Dubai Firm Eyes U.S. Aviation Companies


Dubai Aerospace Enterprise has proposed a $1.5 billion deal to buy Landmark Aviation, an FBO network with 35 locations, and Standard Aero, a provider of overhauls and maintenance for turbine engines. The proposed deal has raised some eyebrows in Washington, where the deal is expected to be subjected to scrutiny. A proposal from Dubai interests last year to manage some U.S. ports was derailed amid security concerns. DAE is a fairly new company, established in February 2006, with plans to expand into all sectors of aerospace over the next 10 years — from training to manufacturing to aircraft leasing and maintenance — investing $15 billion and employing 30,000 workers. It’s owned by the state and chaired by Sheikh Ahmed bin Saeed Al Maktoum, chairman of the Emirates airline group. Robert Johnson, formerly the CEO of Honeywell Aerospace, was named CEO last summer. If the deal goes through, Johnson told Bloomberg News on Tuesday, “We have no intention of moving them [Landmark and Standard Aero] from where they are. But as the market becomes more global we think there’s an opportunity to extend them into regions of growth,” such as Europe, the Middle East and Asia.
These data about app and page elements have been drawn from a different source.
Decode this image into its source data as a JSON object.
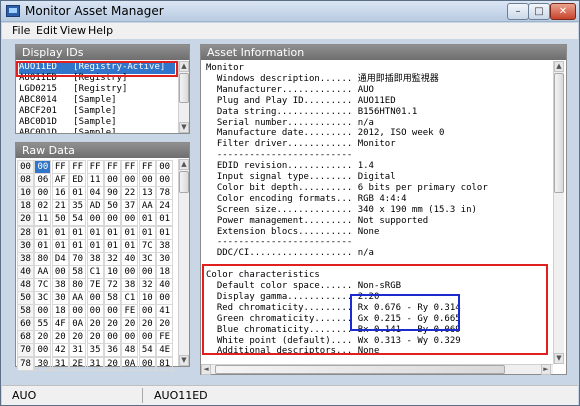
{
  "window": {
    "title": "Monitor Asset Manager",
    "close_glyph": "✕",
    "max_glyph": "□",
    "min_glyph": "–"
  },
  "menu": [
    "File",
    "Edit",
    "View",
    "Help"
  ],
  "display_ids": {
    "header": "Display IDs",
    "items": [
      "AUO11ED   [Registry-Active]",
      "AUO11ED   [Registry]",
      "LGD0215   [Registry]",
      "ABC8014   [Sample]",
      "ABCF201   [Sample]",
      "ABC0D1D   [Sample]",
      "ABC0D1D   [Sample]"
    ]
  },
  "raw_data": {
    "header": "Raw Data",
    "rows": [
      [
        "00",
        "00",
        "FF",
        "FF",
        "FF",
        "FF",
        "FF",
        "FF",
        "00"
      ],
      [
        "08",
        "06",
        "AF",
        "ED",
        "11",
        "00",
        "00",
        "00",
        "00"
      ],
      [
        "10",
        "00",
        "16",
        "01",
        "04",
        "90",
        "22",
        "13",
        "78"
      ],
      [
        "18",
        "02",
        "21",
        "35",
        "AD",
        "50",
        "37",
        "AA",
        "24"
      ],
      [
        "20",
        "11",
        "50",
        "54",
        "00",
        "00",
        "00",
        "01",
        "01"
      ],
      [
        "28",
        "01",
        "01",
        "01",
        "01",
        "01",
        "01",
        "01",
        "01"
      ],
      [
        "30",
        "01",
        "01",
        "01",
        "01",
        "01",
        "01",
        "7C",
        "38"
      ],
      [
        "38",
        "80",
        "D4",
        "70",
        "38",
        "32",
        "40",
        "3C",
        "30"
      ],
      [
        "40",
        "AA",
        "00",
        "58",
        "C1",
        "10",
        "00",
        "00",
        "18"
      ],
      [
        "48",
        "7C",
        "38",
        "80",
        "7E",
        "72",
        "38",
        "32",
        "40"
      ],
      [
        "50",
        "3C",
        "30",
        "AA",
        "00",
        "58",
        "C1",
        "10",
        "00"
      ],
      [
        "58",
        "00",
        "18",
        "00",
        "00",
        "00",
        "FE",
        "00",
        "41"
      ],
      [
        "60",
        "55",
        "4F",
        "0A",
        "20",
        "20",
        "20",
        "20",
        "20"
      ],
      [
        "68",
        "20",
        "20",
        "20",
        "20",
        "00",
        "00",
        "00",
        "FE"
      ],
      [
        "70",
        "00",
        "42",
        "31",
        "35",
        "36",
        "48",
        "54",
        "4E"
      ],
      [
        "78",
        "30",
        "31",
        "2E",
        "31",
        "20",
        "0A",
        "00",
        "81"
      ]
    ]
  },
  "asset_info": {
    "header": "Asset Information",
    "lines": [
      "Monitor",
      "  Windows description...... 通用即插即用監視器",
      "  Manufacturer............. AUO",
      "  Plug and Play ID......... AUO11ED",
      "  Data string.............. B156HTN01.1",
      "  Serial number............ n/a",
      "  Manufacture date......... 2012, ISO week 0",
      "  Filter driver............ Monitor",
      "  -------------------------",
      "  EDID revision............ 1.4",
      "  Input signal type........ Digital",
      "  Color bit depth.......... 6 bits per primary color",
      "  Color encoding formats... RGB 4:4:4",
      "  Screen size.............. 340 x 190 mm (15.3 in)",
      "  Power management......... Not supported",
      "  Extension blocs.......... None",
      "  -------------------------",
      "  DDC/CI................... n/a",
      "",
      "Color characteristics",
      "  Default color space...... Non-sRGB",
      "  Display gamma............ 2.20",
      "  Red chromaticity......... Rx 0.676 - Ry 0.314",
      "  Green chromaticity....... Gx 0.215 - Gy 0.665",
      "  Blue chromaticity........ Bx 0.141 - By 0.069",
      "  White point (default).... Wx 0.313 - Wy 0.329",
      "  Additional descriptors... None"
    ]
  },
  "status": {
    "left": "AUO",
    "right": "AUO11ED"
  },
  "colors": {
    "highlight": "#3075c9",
    "red_box": "#e0201f",
    "blue_box": "#1b2bd0"
  }
}
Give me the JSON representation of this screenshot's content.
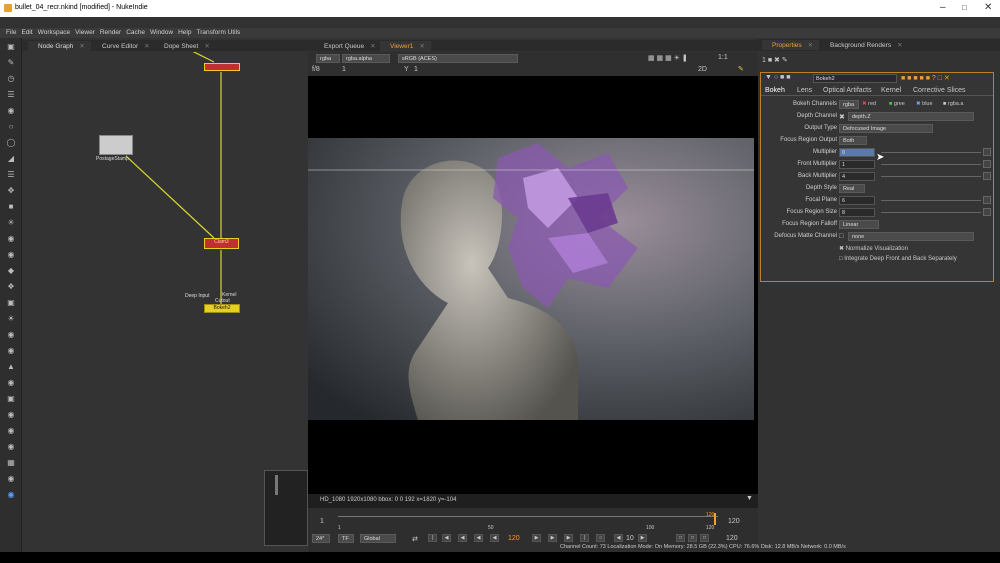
{
  "window": {
    "title": "bullet_04_recr.nkind [modified] - NukeIndie"
  },
  "menu": [
    "File",
    "Edit",
    "Workspace",
    "Viewer",
    "Render",
    "Cache",
    "Window",
    "Help",
    "Transform Utils"
  ],
  "left_tabs": {
    "node_graph": "Node Graph",
    "curve_editor": "Curve Editor",
    "dope_sheet": "Dope Sheet"
  },
  "center_tabs": {
    "export_queue": "Export Queue",
    "viewer": "Viewer1"
  },
  "right_tabs": {
    "properties": "Properties",
    "background_renders": "Background Renders"
  },
  "nodes": {
    "postage": "PostageStamp",
    "merge": "Clam3",
    "bokeh": "Bokeh2",
    "deep_label": "Deep Input",
    "kernel_label": "Kernel",
    "cutout_label": "Cutout"
  },
  "viewer": {
    "channel_set": "rgba",
    "alpha": "rgba.alpha",
    "colorspace": "sRGB (ACES)",
    "fstop": "f/8",
    "gain": "1",
    "y_label": "Y",
    "gamma": "1",
    "zoom": "1:1",
    "view_mode": "2D",
    "info": "HD_1080 1920x1080  bbox: 0 0 192  x=1820 y=-104"
  },
  "timeline": {
    "start": "1",
    "end": "120",
    "tick_50": "50",
    "tick_100": "100",
    "tick_120": "120",
    "current": "120",
    "fps": "24*",
    "tf": "TF",
    "scope": "Global",
    "frame": "120",
    "step": "10",
    "out_frame": "120",
    "playhead": 0.992
  },
  "properties": {
    "node_name": "Bokeh2",
    "tabs": [
      "Bokeh",
      "Lens",
      "Optical Artifacts",
      "Kernel",
      "Corrective Slices"
    ],
    "bokeh_channels": {
      "label": "Bokeh Channels",
      "value": "rgba",
      "red": "red",
      "green": "gree",
      "blue": "blue",
      "alpha": "rgba.a"
    },
    "depth_channel": {
      "label": "Depth Channel",
      "value": "depth.Z"
    },
    "output_type": {
      "label": "Output Type",
      "value": "Defocused Image"
    },
    "focus_region_output": {
      "label": "Focus Region Output",
      "value": "Both"
    },
    "multiplier": {
      "label": "Multiplier",
      "value": "0"
    },
    "front_multiplier": {
      "label": "Front Multiplier",
      "value": "1"
    },
    "back_multiplier": {
      "label": "Back Multiplier",
      "value": "4"
    },
    "depth_style": {
      "label": "Depth Style",
      "value": "Real"
    },
    "focal_plane": {
      "label": "Focal Plane",
      "value": "6"
    },
    "focus_region_size": {
      "label": "Focus Region Size",
      "value": "8"
    },
    "focus_region_falloff": {
      "label": "Focus Region Falloff",
      "value": "Linear"
    },
    "defocus_matte": {
      "label": "Defocus Matte Channel",
      "value": "none"
    },
    "normalize": "Normalize Visualization",
    "integrate": "Integrate Deep Front and Back Separately"
  },
  "status": "Channel Count: 73  Localization Mode: On  Memory: 28.5 GB (22.3%)  CPU: 76.6%  Disk: 12.8 MB/s  Network: 0.0 MB/s",
  "colors": {
    "accent": "#f0a030",
    "node_yellow": "#e8d020",
    "node_red": "#c03030",
    "wire": "#d8d830"
  }
}
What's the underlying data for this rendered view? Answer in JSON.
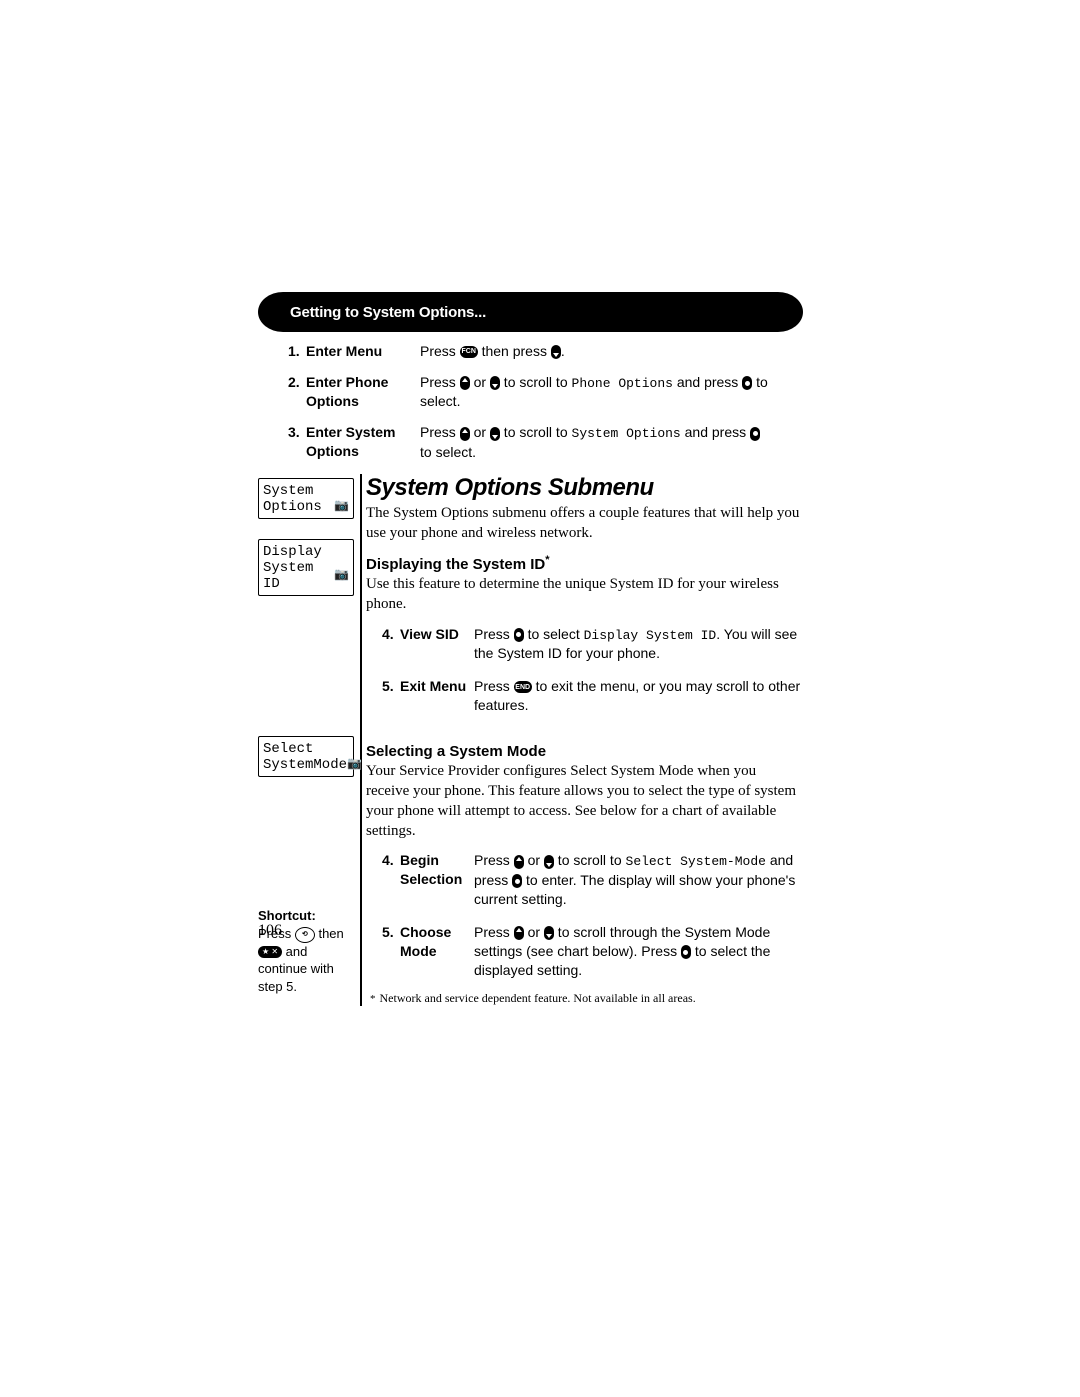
{
  "header": {
    "title": "Getting to System Options..."
  },
  "steps": [
    {
      "num": "1.",
      "label": "Enter Menu",
      "desc": [
        "Press ",
        {
          "icon": "fcn"
        },
        " then press ",
        {
          "icon": "down"
        },
        "."
      ]
    },
    {
      "num": "2.",
      "label": "Enter Phone Options",
      "desc": [
        "Press ",
        {
          "icon": "up"
        },
        " or ",
        {
          "icon": "down"
        },
        " to scroll to ",
        {
          "ocr": "Phone Options"
        },
        " and press ",
        {
          "icon": "dot"
        },
        " to select."
      ]
    },
    {
      "num": "3.",
      "label": "Enter System Options",
      "desc": [
        "Press ",
        {
          "icon": "up"
        },
        " or ",
        {
          "icon": "down"
        },
        " to scroll to ",
        {
          "ocr": "System Options"
        },
        " and press ",
        {
          "icon": "dot"
        },
        " to select."
      ]
    }
  ],
  "lcd_panels": [
    {
      "line1": "System",
      "line2_left": "Options",
      "line2_icon": "📷"
    },
    {
      "line1": "Display",
      "line2_left": "System ID",
      "line2_icon": "📷"
    },
    {
      "line1": "Select",
      "line2_left": "SystemMode",
      "line2_icon": "📷"
    }
  ],
  "main": {
    "title": "System Options Submenu",
    "intro": "The System Options submenu offers a couple features that will help you use your phone and wireless network.",
    "section1": {
      "heading": "Displaying the System ID",
      "star": "*",
      "body": "Use this feature to determine the unique System ID for your wireless phone.",
      "substeps": [
        {
          "num": "4.",
          "label": "View SID",
          "desc": [
            "Press ",
            {
              "icon": "dot"
            },
            " to select ",
            {
              "ocr": "Display System ID"
            },
            ". You will see the System ID for your phone."
          ]
        },
        {
          "num": "5.",
          "label": "Exit Menu",
          "desc": [
            "Press ",
            {
              "icon": "end"
            },
            " to exit the menu, or you may scroll to other features."
          ]
        }
      ]
    },
    "section2": {
      "heading": "Selecting a System Mode",
      "body": "Your Service Provider configures Select System Mode when you receive your phone. This feature allows you to select the type of system your phone will attempt to access. See below for a chart of available settings.",
      "substeps": [
        {
          "num": "4.",
          "label": "Begin Selection",
          "desc": [
            "Press ",
            {
              "icon": "up"
            },
            " or ",
            {
              "icon": "down"
            },
            " to scroll to ",
            {
              "ocr": "Select System-Mode"
            },
            " and press ",
            {
              "icon": "dot"
            },
            " to enter. The display will show your phone's current setting."
          ]
        },
        {
          "num": "5.",
          "label": "Choose Mode",
          "desc": [
            "Press ",
            {
              "icon": "up"
            },
            " or ",
            {
              "icon": "down"
            },
            " to scroll through the System Mode settings (see chart below). Press ",
            {
              "icon": "dot"
            },
            " to select the displayed setting."
          ]
        }
      ]
    }
  },
  "shortcut": {
    "title": "Shortcut:",
    "body": [
      "Press ",
      {
        "icon": "rcl"
      },
      " then ",
      {
        "icon": "starx"
      },
      " and continue with step 5."
    ]
  },
  "footnote": "Network and service dependent feature. Not available in all areas.",
  "page_number": "106",
  "icon_labels": {
    "fcn": "FCN",
    "end": "END",
    "rcl": "⟲",
    "starx": "★ ✕"
  }
}
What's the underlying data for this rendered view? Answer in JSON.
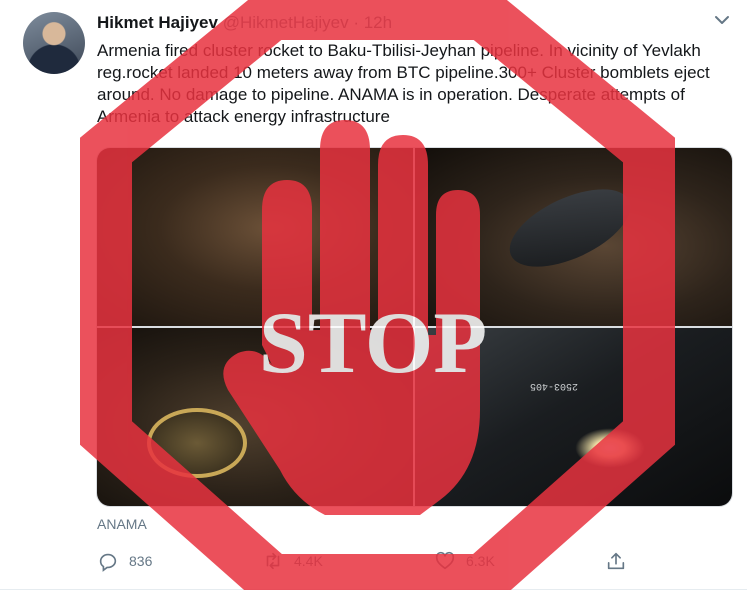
{
  "tweet": {
    "author_name": "Hikmet Hajiyev",
    "author_handle": "@HikmetHajiyev",
    "separator": "·",
    "time": "12h",
    "text": "Armenia fired cluster rocket to Baku-Tbilisi-Jeyhan pipeline. In vicinity of Yevlakh reg.rocket landed 10 meters away from BTC pipeline.300+ Cluster bomblets eject around. No damage to pipeline. ANAMA is in operation. Desperate attempts of Armenia to attack energy infrastructure",
    "media_source": "ANAMA",
    "media_stencil": "2503-405"
  },
  "actions": {
    "reply_count": "836",
    "retweet_count": "4.4K",
    "like_count": "6.3K"
  },
  "overlay": {
    "stop_label": "STOP",
    "stop_color": "#e8323f"
  },
  "icons": [
    "chevron-down-icon",
    "reply-icon",
    "retweet-icon",
    "like-icon",
    "share-icon",
    "stop-hand-icon"
  ]
}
The deal would be subject to congressional review, but Sen. Chuck Schumer, D-N.Y., who led the opposition to the Dubai Ports deal, told the Financial Times: “This purchase is not as much of a security risk as Dubai Ports World, but because it deals with maintenance of aircraft, it certainly raises security questions.” According to Bloomberg, Schumer also said that following proper security reviews, “the deal is unlikely to have problems in Congress.”